The ships' four swimming pools include the main pool, with its two huge hot tubs, a stage for live (and really loud) reggae and calypso music, and a giant movie screen for blaring videos and ship events. This space is where all the action (and noise) of pool games occurs, plus the occasional outbreak of line dancing. (Anyone for the Electric Slide?) Carnival's trademark twisty slide shoots into a pool one deck up. The aft pool, covered by a retractable glass dome, usually provides a more restful setting, although the pizzeria and burger grill are here (along with two more oversize hot tubs). The fourth pool is a really basic one for kiddies outside the playroom. A new feature on Carnival Splendor is the retractable dome over the midships pool, which is open or shut depending on the weather.

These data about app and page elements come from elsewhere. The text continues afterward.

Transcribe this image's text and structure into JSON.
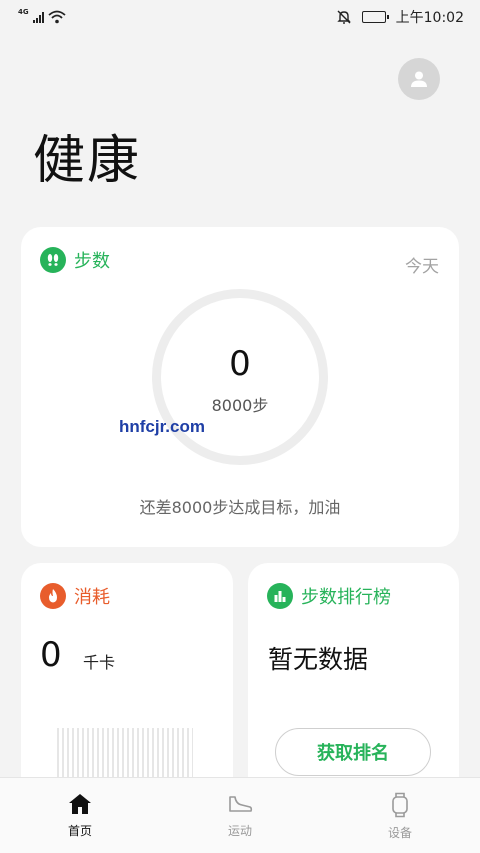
{
  "status_bar": {
    "network": "4G",
    "time": "上午10:02"
  },
  "header": {
    "title": "健康",
    "avatar_icon": "user-avatar-icon"
  },
  "steps_card": {
    "title": "步数",
    "date_label": "今天",
    "count": "0",
    "goal": "8000步",
    "progress": 0,
    "message": "还差8000步达成目标，加油",
    "accent": "#27b35a"
  },
  "watermark": "hnfcjr.com",
  "calories_card": {
    "title": "消耗",
    "value": "0",
    "unit": "千卡",
    "accent": "#e85d2c"
  },
  "rank_card": {
    "title": "步数排行榜",
    "empty_text": "暂无数据",
    "button_label": "获取排名",
    "accent": "#27b35a"
  },
  "bottom_nav": {
    "items": [
      {
        "label": "首页",
        "icon": "home-icon",
        "active": true
      },
      {
        "label": "运动",
        "icon": "shoe-icon",
        "active": false
      },
      {
        "label": "设备",
        "icon": "watch-icon",
        "active": false
      }
    ]
  }
}
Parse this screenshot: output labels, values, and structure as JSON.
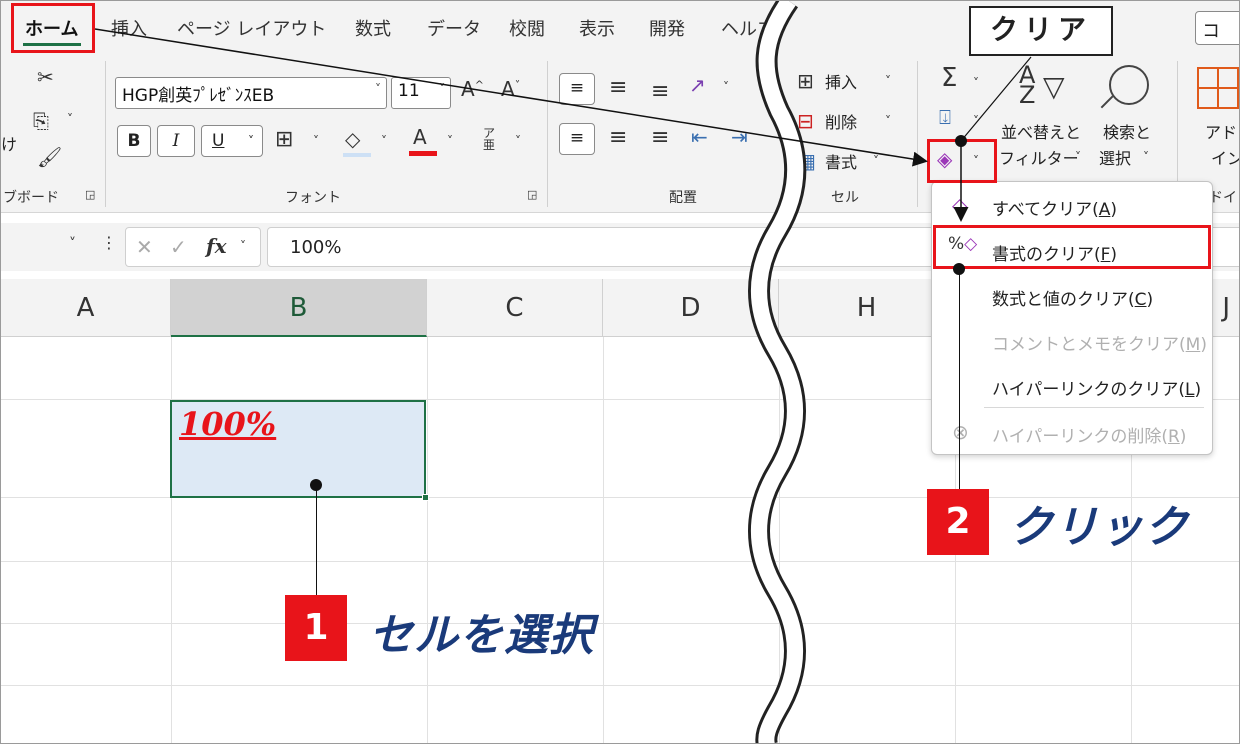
{
  "ribbon": {
    "tabs": [
      {
        "label": "ホーム",
        "active": true
      },
      {
        "label": "挿入"
      },
      {
        "label": "ページ レイアウト"
      },
      {
        "label": "数式"
      },
      {
        "label": "データ"
      },
      {
        "label": "校閲"
      },
      {
        "label": "表示"
      },
      {
        "label": "開発"
      },
      {
        "label": "ヘルプ"
      }
    ],
    "right_tab_partial": "コ",
    "clipboard": {
      "paste_partial": "け",
      "label": "ブボード"
    },
    "font": {
      "name": "HGP創英ﾌﾟﾚｾﾞﾝｽEB",
      "size": "11",
      "bold": "B",
      "italic": "I",
      "underline": "U",
      "grow": "A^",
      "shrink": "A˅",
      "color_letter": "A",
      "furigana": "ア亜",
      "label": "フォント"
    },
    "alignment": {
      "label": "配置"
    },
    "cells": {
      "insert": "挿入",
      "delete": "削除",
      "format": "書式",
      "label": "セル"
    },
    "editing": {
      "sort_filter_line1": "並べ替えと",
      "sort_filter_line2": "フィルター",
      "find_select_line1": "検索と",
      "find_select_line2": "選択",
      "sum_icon": "Σ",
      "clear_icon": "eraser-icon"
    },
    "addins": {
      "line1": "アド",
      "line2": "イン",
      "partial_label": "ドイン"
    }
  },
  "formula_bar": {
    "value": "100%",
    "fx": "fx"
  },
  "sheet": {
    "columns": [
      "A",
      "B",
      "C",
      "D",
      "H",
      "J"
    ],
    "selected_cell": {
      "column": "B",
      "value": "100%"
    }
  },
  "clear_menu": {
    "items": [
      {
        "label": "すべてクリア(",
        "key": "A",
        "suffix": ")",
        "enabled": true
      },
      {
        "label": "書式のクリア(",
        "key": "F",
        "suffix": ")",
        "enabled": true,
        "highlighted": true
      },
      {
        "label": "数式と値のクリア(",
        "key": "C",
        "suffix": ")",
        "enabled": true
      },
      {
        "label": "コメントとメモをクリア(",
        "key": "M",
        "suffix": ")",
        "enabled": false
      },
      {
        "label": "ハイパーリンクのクリア(",
        "key": "L",
        "suffix": ")",
        "enabled": true
      },
      {
        "label": "ハイパーリンクの削除(",
        "key": "R",
        "suffix": ")",
        "enabled": false
      }
    ]
  },
  "annotations": {
    "callout": "クリア",
    "step1": {
      "num": "1",
      "text": "セルを選択"
    },
    "step2": {
      "num": "2",
      "text": "クリック"
    }
  },
  "colors": {
    "accent_green": "#1e7145",
    "annotation_red": "#e8141a",
    "step_text": "#1a3a7a",
    "cell_value": "#e8141a"
  }
}
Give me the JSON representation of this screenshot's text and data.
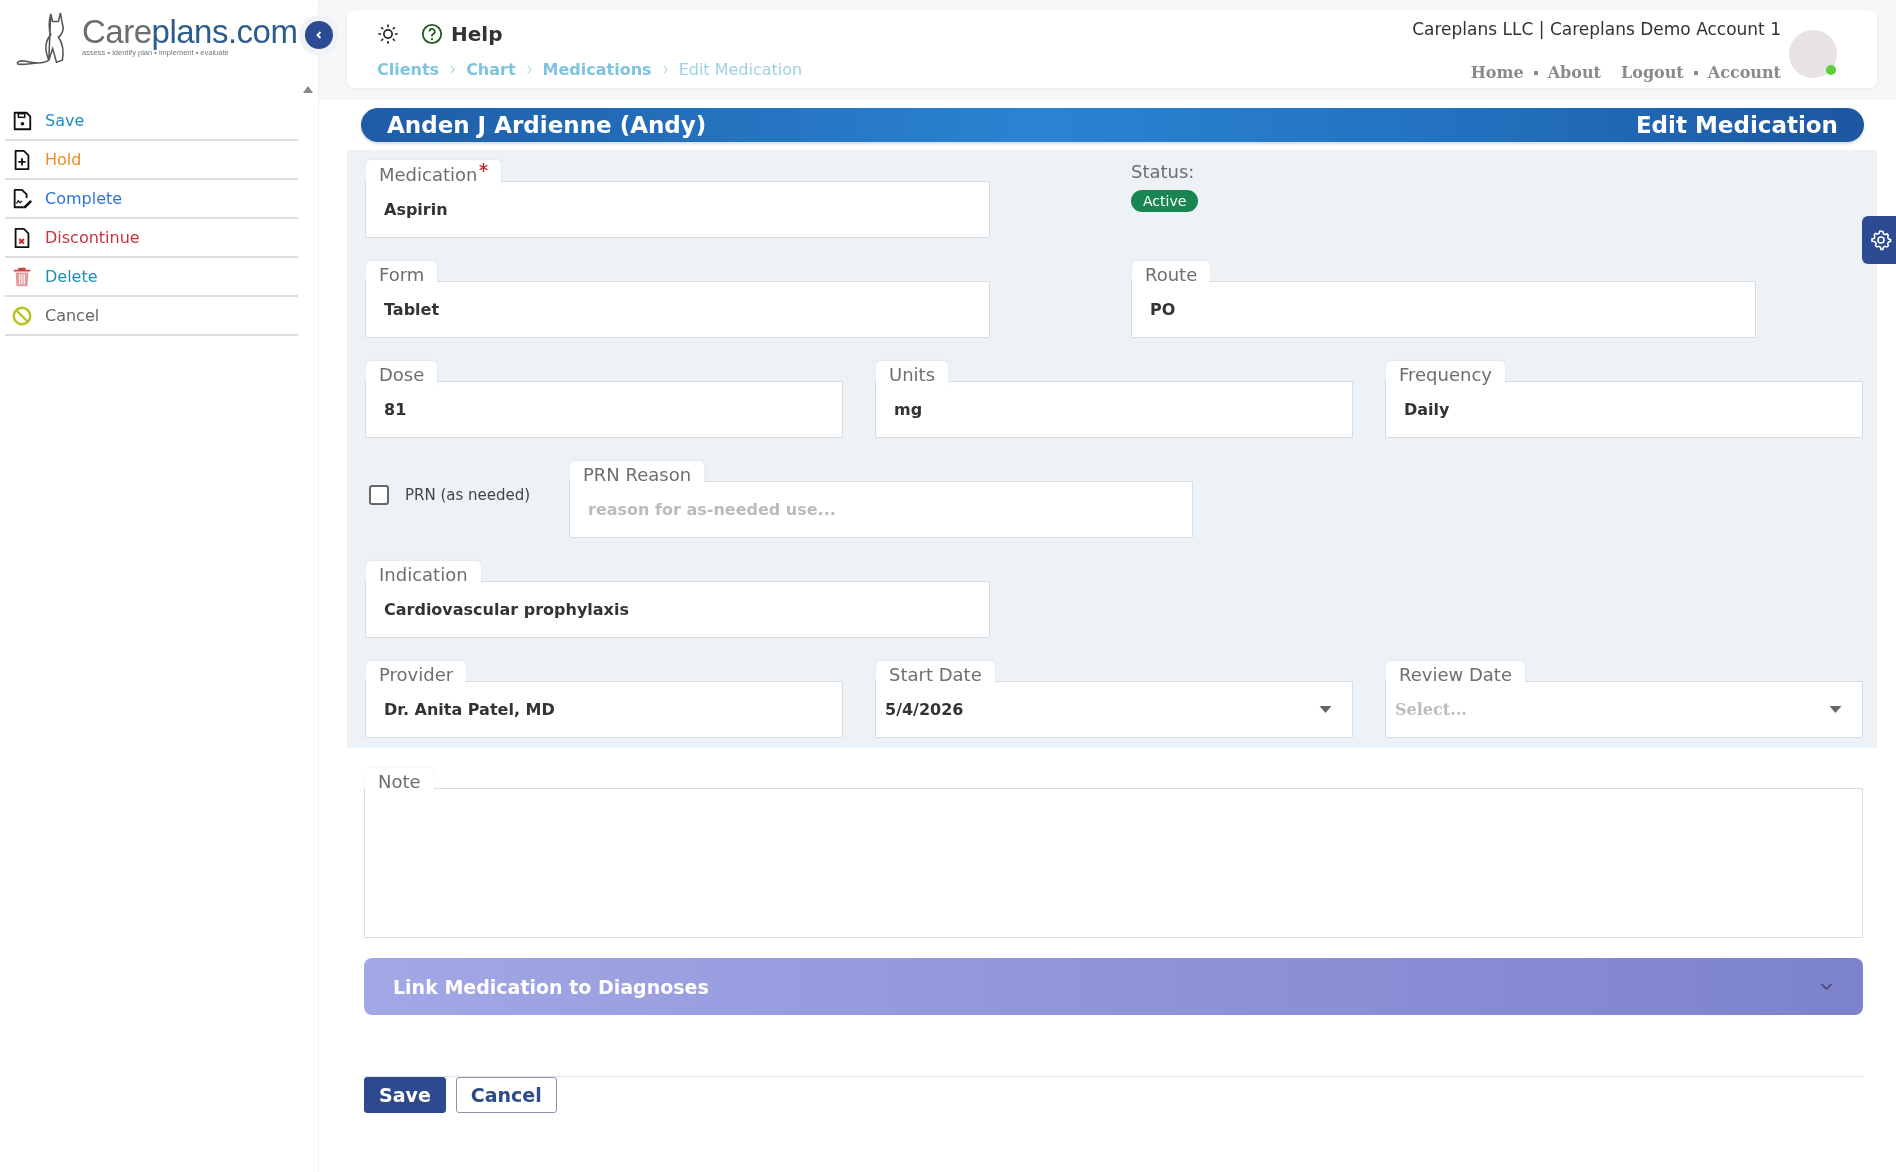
{
  "logo": {
    "name_a": "Care",
    "name_b": "plans.com",
    "tagline": "assess • identify plan • implement • evaluate"
  },
  "sidebar": {
    "actions": [
      {
        "label": "Save",
        "kind": "save"
      },
      {
        "label": "Hold",
        "kind": "hold"
      },
      {
        "label": "Complete",
        "kind": "complete"
      },
      {
        "label": "Discontinue",
        "kind": "discontinue"
      },
      {
        "label": "Delete",
        "kind": "delete"
      },
      {
        "label": "Cancel",
        "kind": "cancel"
      }
    ]
  },
  "header": {
    "help": "Help",
    "breadcrumbs": [
      {
        "label": "Clients",
        "current": false
      },
      {
        "label": "Chart",
        "current": false
      },
      {
        "label": "Medications",
        "current": false
      },
      {
        "label": "Edit Medication",
        "current": true
      }
    ],
    "account": "Careplans LLC | Careplans Demo Account 1",
    "link_groups": [
      [
        "Home",
        "About"
      ],
      [
        "Logout",
        "Account"
      ]
    ],
    "user": {
      "online": true
    }
  },
  "title": {
    "patient": "Anden J Ardienne (Andy)",
    "page": "Edit Medication"
  },
  "form": {
    "rows": [
      {
        "items": [
          {
            "kind": "text",
            "label": "Medication",
            "value": "Aspirin",
            "required": true
          },
          {
            "kind": "status",
            "label": "Status:",
            "value": "Active"
          }
        ]
      },
      {
        "items": [
          {
            "kind": "text",
            "label": "Form",
            "value": "Tablet",
            "required": false
          },
          {
            "kind": "text",
            "label": "Route",
            "value": "PO",
            "required": false
          }
        ]
      },
      {
        "items": [
          {
            "kind": "text",
            "label": "Dose",
            "value": "81",
            "required": false
          },
          {
            "kind": "text",
            "label": "Units",
            "value": "mg",
            "required": false
          },
          {
            "kind": "text",
            "label": "Frequency",
            "value": "Daily",
            "required": false
          }
        ]
      },
      {
        "items": [
          {
            "kind": "checkbox",
            "label": "PRN (as needed)",
            "checked": false
          },
          {
            "kind": "text",
            "label": "PRN Reason",
            "placeholder": "reason for as-needed use...",
            "required": false
          }
        ]
      },
      {
        "items": [
          {
            "kind": "text",
            "label": "Indication",
            "value": "Cardiovascular prophylaxis",
            "required": false
          }
        ]
      },
      {
        "items": [
          {
            "kind": "text",
            "label": "Provider",
            "value": "Dr. Anita Patel, MD",
            "required": false
          },
          {
            "kind": "select",
            "label": "Start Date",
            "value": "5/4/2026",
            "required": false
          },
          {
            "kind": "select",
            "label": "Review Date",
            "placeholder": "Select...",
            "required": false
          }
        ]
      }
    ]
  },
  "note": {
    "label": "Note"
  },
  "link_section": {
    "title": "Link Medication to Diagnoses",
    "expanded": false
  },
  "buttons": [
    {
      "label": "Save",
      "kind": "primary"
    },
    {
      "label": "Cancel",
      "kind": "secondary"
    }
  ]
}
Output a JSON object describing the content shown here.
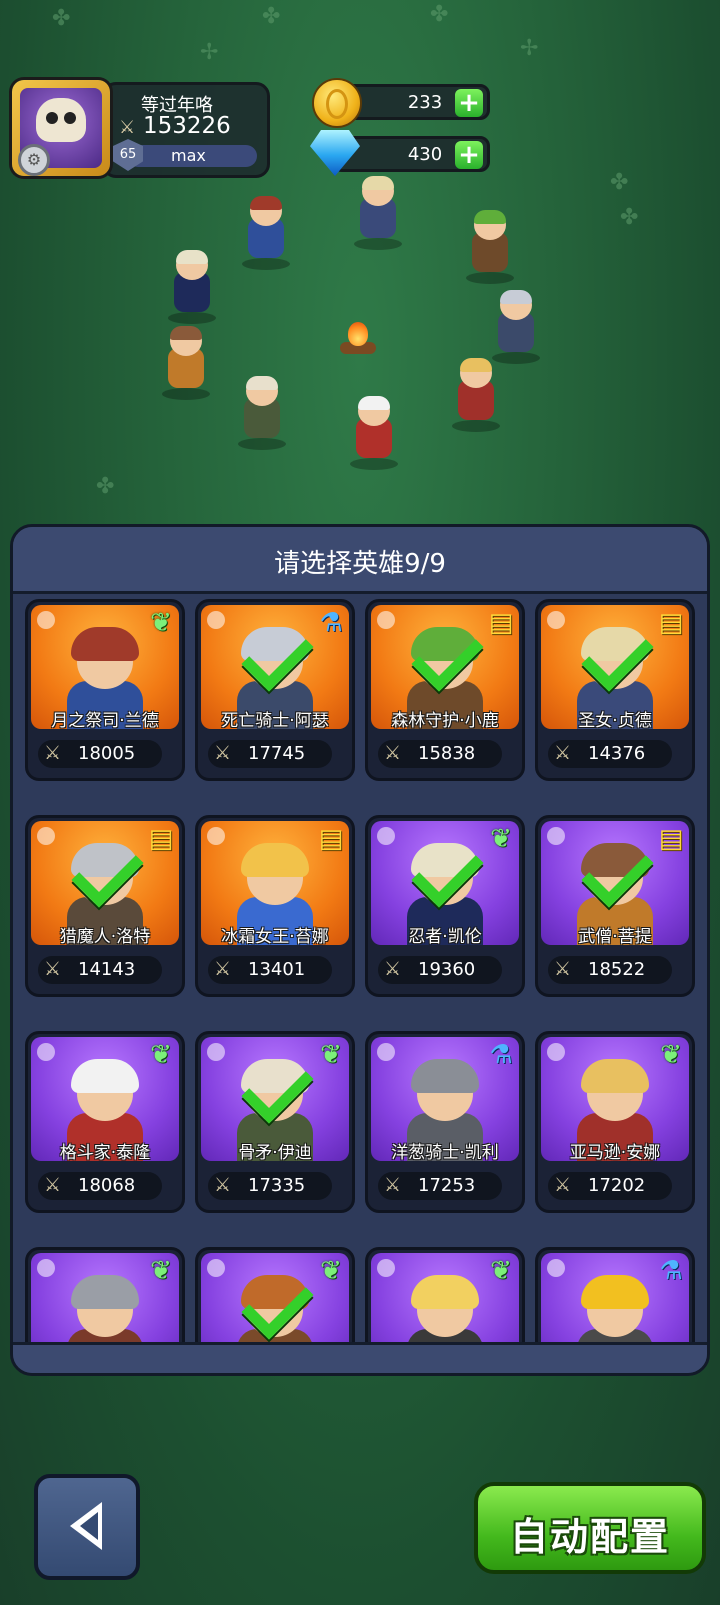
{
  "player": {
    "name": "等过年咯",
    "power": "153226",
    "level": "65",
    "level_status": "max",
    "avatar_icon": "skull-crown-icon"
  },
  "currencies": {
    "gold": {
      "value": "233",
      "icon": "gold-coin-icon"
    },
    "diamond": {
      "value": "430",
      "icon": "diamond-gem-icon"
    }
  },
  "panel": {
    "title": "请选择英雄9/9"
  },
  "heroes": [
    {
      "name": "月之祭司·兰德",
      "power": "18005",
      "rarity": "orange",
      "class": "wing",
      "selected": false,
      "hair": "#a03a2a",
      "outfit": "#2f4f9a"
    },
    {
      "name": "死亡骑士·阿瑟",
      "power": "17745",
      "rarity": "orange",
      "class": "potion",
      "selected": true,
      "hair": "#c7ccd6",
      "outfit": "#3b4a6a"
    },
    {
      "name": "森林守护·小鹿",
      "power": "15838",
      "rarity": "orange",
      "class": "book",
      "selected": true,
      "hair": "#5fae3a",
      "outfit": "#6e4a2a"
    },
    {
      "name": "圣女·贞德",
      "power": "14376",
      "rarity": "orange",
      "class": "book",
      "selected": true,
      "hair": "#e6d9a8",
      "outfit": "#3a4a7a"
    },
    {
      "name": "猎魔人·洛特",
      "power": "14143",
      "rarity": "orange",
      "class": "book",
      "selected": true,
      "hair": "#bfc2c8",
      "outfit": "#5a4a3a"
    },
    {
      "name": "冰霜女王·苔娜",
      "power": "13401",
      "rarity": "orange",
      "class": "book",
      "selected": false,
      "hair": "#f2c24a",
      "outfit": "#3a6ad0"
    },
    {
      "name": "忍者·凯伦",
      "power": "19360",
      "rarity": "purple",
      "class": "wing",
      "selected": true,
      "hair": "#e8e2c8",
      "outfit": "#1e2a5a"
    },
    {
      "name": "武僧·菩提",
      "power": "18522",
      "rarity": "purple",
      "class": "book",
      "selected": true,
      "hair": "#8a5a3a",
      "outfit": "#c07a2a"
    },
    {
      "name": "格斗家·泰隆",
      "power": "18068",
      "rarity": "purple",
      "class": "wing",
      "selected": false,
      "hair": "#f2f2f2",
      "outfit": "#b0302a"
    },
    {
      "name": "骨矛·伊迪",
      "power": "17335",
      "rarity": "purple",
      "class": "wing",
      "selected": true,
      "hair": "#e8e0cc",
      "outfit": "#4a5a3a"
    },
    {
      "name": "洋葱骑士·凯利",
      "power": "17253",
      "rarity": "purple",
      "class": "potion",
      "selected": false,
      "hair": "#8a8e96",
      "outfit": "#5a5e66"
    },
    {
      "name": "亚马逊·安娜",
      "power": "17202",
      "rarity": "purple",
      "class": "wing",
      "selected": false,
      "hair": "#e8c060",
      "outfit": "#a0302a"
    },
    {
      "name": "",
      "power": "",
      "rarity": "purple",
      "class": "wing",
      "selected": false,
      "hair": "#9a9ea6",
      "outfit": "#7a3a2a"
    },
    {
      "name": "",
      "power": "",
      "rarity": "purple",
      "class": "wing",
      "selected": true,
      "hair": "#c06a2a",
      "outfit": "#7a4a2a"
    },
    {
      "name": "",
      "power": "",
      "rarity": "purple",
      "class": "wing",
      "selected": false,
      "hair": "#f2d060",
      "outfit": "#3a3a3a"
    },
    {
      "name": "",
      "power": "",
      "rarity": "purple",
      "class": "potion",
      "selected": false,
      "hair": "#f2c020",
      "outfit": "#4a4a4a"
    }
  ],
  "buttons": {
    "back_icon": "back-arrow-icon",
    "auto_label": "自动配置"
  },
  "colors": {
    "orange_card": "#f27a14",
    "purple_card": "#8541e0",
    "check": "#34d02a",
    "auto_button": "#44b91d"
  }
}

The ships' 14,500-square-foot health club and salon, with neat his-and-hers oceanview steam and sauna rooms, perches high on Deck 11. Though the decor is a real yawner -- it's as though Farcus simply forgot about the waiting area and locker room -- you'll find today's latest treatments available, from hot stone massages to hair and scalp massages. The spa is run by Steiner, the company that controls most cruise ship spas, so expect a superhard sell for products right after your treatment. One more pet peeve: You won't find a hair dryer, Q-tips, cotton balls, or any other amenities in the locker room -- it's unabashedly no frills. On the fitness side, you'll find the nontrendy aerobics classes offered for free (such as stretching and step), and the cool stuff everyone wants to do, such as Pilates and spinning, going for $10 a class. There's a hot tub that sits in a glass-enclosed space jutting into the fitness room.

The Cloud 9 Spa on Carnival Splendor is huge by comparison, measuring 21,000 square feet. With 17 private rooms, there are all sorts of "European-style" treatments offered, plus an elaborate thermal suite and thalassotherapy pool. Right next to the spa aboard Glory and Splendor is Serenity, an adults-only getaway with two very large whirlpools, oversize umbrellas, and lots of comfy chaise longues and sofas. Carnival Dream takes the spa concept a step further with a 23,750-square-foot Cloud 9 Spa, the largest in the fleet.

The jogging track loops above an open deck so that no cabins underneath get pounded.